◆ WORK TO COMPLETE ◆
Your output should be the whole listing, identical to the original.

◆ RECORDED INFORMATION ◆
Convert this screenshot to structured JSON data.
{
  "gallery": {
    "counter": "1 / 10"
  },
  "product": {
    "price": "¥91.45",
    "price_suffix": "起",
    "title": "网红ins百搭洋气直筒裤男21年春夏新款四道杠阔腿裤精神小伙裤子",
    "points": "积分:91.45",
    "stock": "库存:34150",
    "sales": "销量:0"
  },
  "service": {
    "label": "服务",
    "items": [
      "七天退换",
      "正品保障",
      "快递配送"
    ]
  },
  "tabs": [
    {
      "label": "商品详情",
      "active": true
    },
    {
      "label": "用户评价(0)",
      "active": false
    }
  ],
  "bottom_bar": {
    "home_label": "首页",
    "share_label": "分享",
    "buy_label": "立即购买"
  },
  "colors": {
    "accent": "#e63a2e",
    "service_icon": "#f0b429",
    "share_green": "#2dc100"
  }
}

◆ REPLY ◆
Convert this screenshot to structured JSON data.
{
  "gallery": {
    "counter": "1 / 10"
  },
  "product": {
    "price": "¥91.45",
    "price_suffix": "起",
    "title": "网红ins百搭洋气直筒裤男21年春夏新款四道杠阔腿裤精神小伙裤子",
    "points": "积分:91.45",
    "stock": "库存:34150",
    "sales": "销量:0"
  },
  "service": {
    "label": "服务",
    "items": [
      "七天退换",
      "正品保障",
      "快递配送"
    ]
  },
  "tabs": [
    {
      "label": "商品详情",
      "active": true
    },
    {
      "label": "用户评价(0)",
      "active": false
    }
  ],
  "bottom_bar": {
    "home_label": "首页",
    "share_label": "分享",
    "buy_label": "立即购买"
  },
  "colors": {
    "accent": "#e63a2e",
    "service_icon": "#f0b429",
    "share_green": "#2dc100"
  }
}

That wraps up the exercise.